Maybe it’s already too late to revolutionise our society to protect it from these youths. The mindset of the children is wrong. The concept of consequence is the basic teaching of any society. But it has eroded from ours, dramatically as well at that. We have become a society that always looks at the wrong to one individual a law can make, rather than the right to 100s the law enforces. If a person steals we will say well the sun was at an awkward angle and the stars had aligned a certain way which forced the culprit to steal. What we should do is ENFORCE the fact that no matter what, and under no circumstances can you steal or harm another person. No matter how big your problems are, no matter what the causes are, there will be no acceptance of the act of theft or of harming another person. There may well be the odd person who gets the rough side of the law, but the many that abuse the law on the basis of protecting that one individual is what is destroying our society. Consequence for your own actions.
I am talking dramatic earth shattering changes like these…
– School children must wear uniform up to university. This way they can be identified as children and if they have school crests will at least fear being traced back to their home or school.
– Specific criminal laws are strengthened for youth offenders, punishments more severe to create fear; not necessarily jail sentences. But if you are old enough to do the crime, then you must be punished, not the same as an adult of course, but punished.

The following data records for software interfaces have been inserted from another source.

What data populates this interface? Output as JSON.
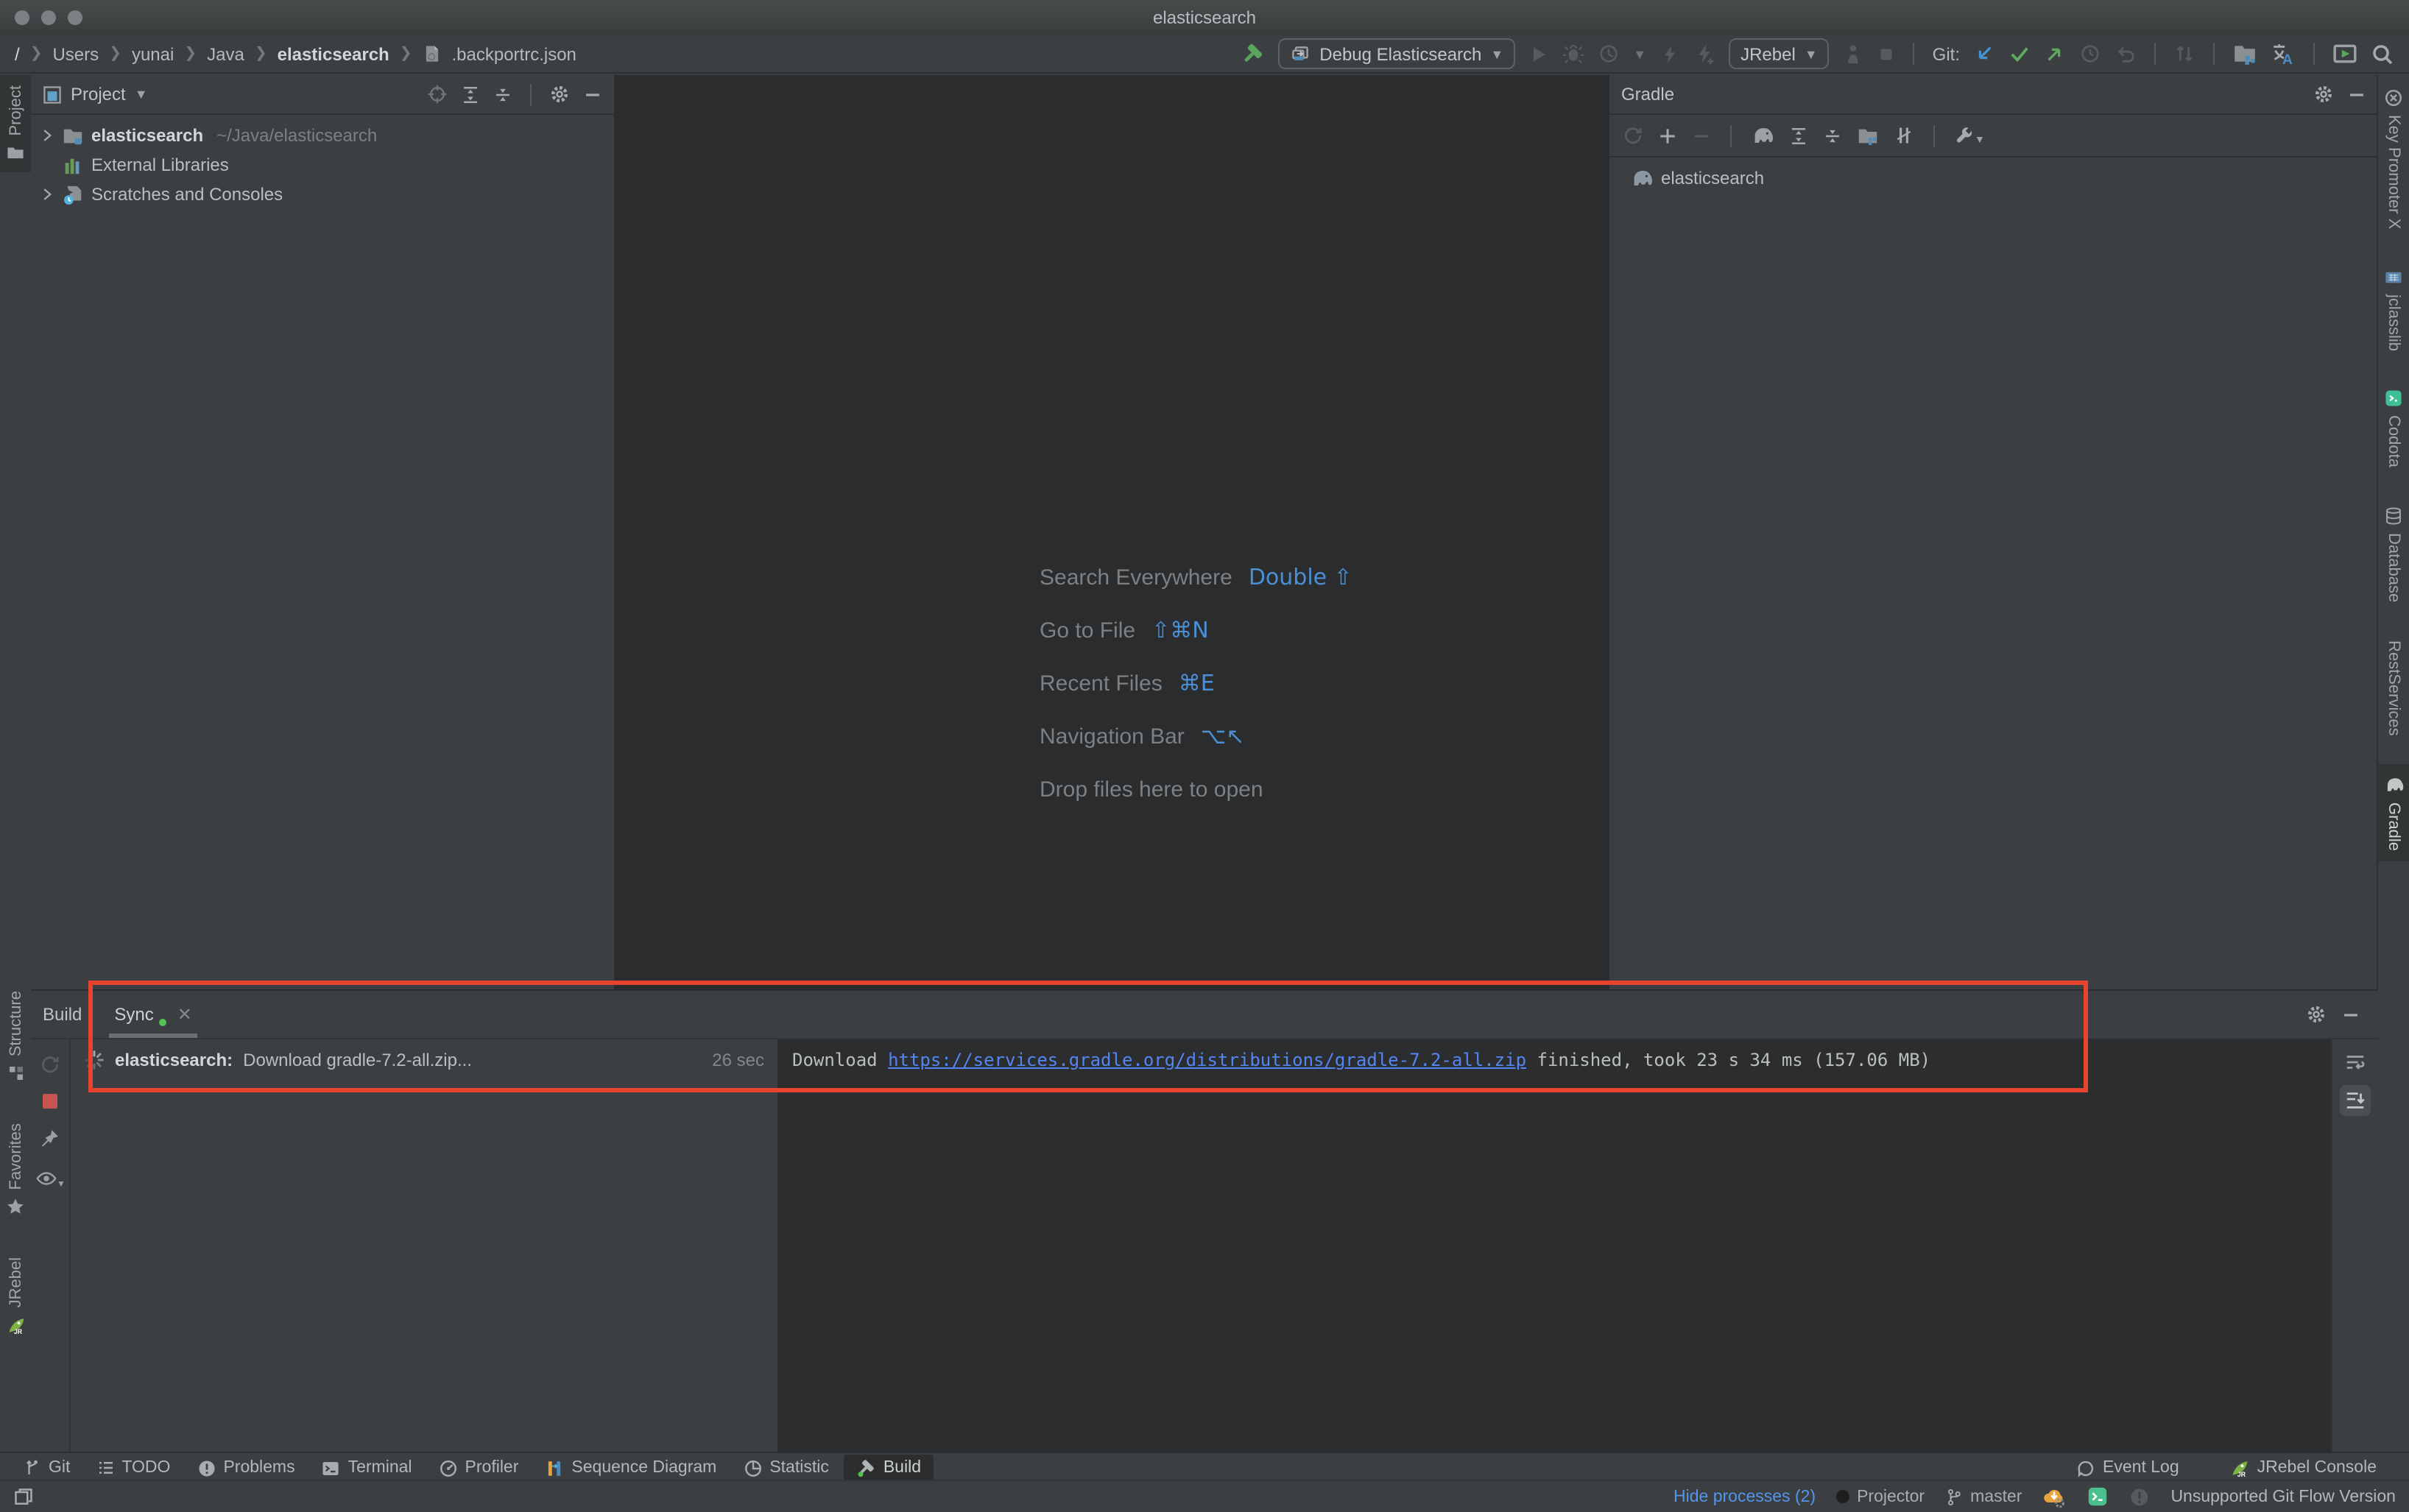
{
  "window": {
    "title": "elasticsearch"
  },
  "breadcrumbs": {
    "items": [
      {
        "label": "/"
      },
      {
        "label": "Users"
      },
      {
        "label": "yunai"
      },
      {
        "label": "Java"
      },
      {
        "label": "elasticsearch"
      },
      {
        "label": ".backportrc.json"
      }
    ]
  },
  "toolbar": {
    "run_config_label": "Debug Elasticsearch",
    "jrebel_label": "JRebel",
    "git_label": "Git:"
  },
  "left_stripe": {
    "project": "Project",
    "structure": "Structure",
    "favorites": "Favorites",
    "jrebel": "JRebel"
  },
  "project_panel": {
    "title": "Project",
    "items": [
      {
        "name": "elasticsearch",
        "detail": "~/Java/elasticsearch"
      },
      {
        "name": "External Libraries",
        "detail": ""
      },
      {
        "name": "Scratches and Consoles",
        "detail": ""
      }
    ]
  },
  "editor_overlay": {
    "shortcuts": [
      {
        "label": "Search Everywhere",
        "keys": "Double ⇧"
      },
      {
        "label": "Go to File",
        "keys": "⇧⌘N"
      },
      {
        "label": "Recent Files",
        "keys": "⌘E"
      },
      {
        "label": "Navigation Bar",
        "keys": "⌥↖"
      },
      {
        "label": "Drop files here to open",
        "keys": ""
      }
    ]
  },
  "gradle_panel": {
    "title": "Gradle",
    "items": [
      {
        "name": "elasticsearch"
      }
    ]
  },
  "right_stripe": {
    "items": [
      {
        "label": "Key Promoter X"
      },
      {
        "label": "jclasslib"
      },
      {
        "label": "Codota"
      },
      {
        "label": "Database"
      },
      {
        "label": "RestServices"
      },
      {
        "label": "Gradle"
      }
    ]
  },
  "build_panel": {
    "window_title": "Build",
    "active_tab": "Sync",
    "task": {
      "title": "elasticsearch:",
      "description": "Download gradle-7.2-all.zip...",
      "duration": "26 sec"
    },
    "console": {
      "prefix": "Download ",
      "link": "https://services.gradle.org/distributions/gradle-7.2-all.zip",
      "suffix": " finished, took 23 s 34 ms (157.06 MB)"
    }
  },
  "bottom_bar": {
    "items": [
      {
        "label": "Git"
      },
      {
        "label": "TODO"
      },
      {
        "label": "Problems"
      },
      {
        "label": "Terminal"
      },
      {
        "label": "Profiler"
      },
      {
        "label": "Sequence Diagram"
      },
      {
        "label": "Statistic"
      },
      {
        "label": "Build"
      }
    ],
    "right": [
      {
        "label": "Event Log"
      },
      {
        "label": "JRebel Console"
      }
    ]
  },
  "status_bar": {
    "hide_processes": "Hide processes (2)",
    "projector": "Projector",
    "branch": "master",
    "message": "Unsupported Git Flow Version"
  },
  "annotation": {
    "color": "#e8432e"
  }
}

– Right to protect an individual extended to protection from minors with of course limit on amount of force to be used. Of course this will be really hard to assess what level of force is acceptable.
– Age curfews, why should children under 15 be out past 9pm anyway?
– After school activities. Children are bored they say, let them study and play more then! If schools whose children are the highest offenders are identified, then that school must be supported to promote after school activities.
– Legal drinking age lifted to 22. Ok so we all started drinking early. But that’s not being hypocritical, that’s being sensible. I for one couldn’t control my drink at all when I was 18!
We cannot choose who breeds or how someone brings up their child/children. We can however enforce our right not to suffer due to bad children or bad parenting. There are hundreds of reasons, excuses for children behaving this way. TV, video games, poverty, rappers and rockers and a million others that people use. We will stamp out the problem only when we say as a society, no matter what your problems or reasons are, we do not tolerate this behaviour in our society. I think in a sentence, Michel aptly tells what needs to be done. The question is, do we have a political personality strong enough to do what is right?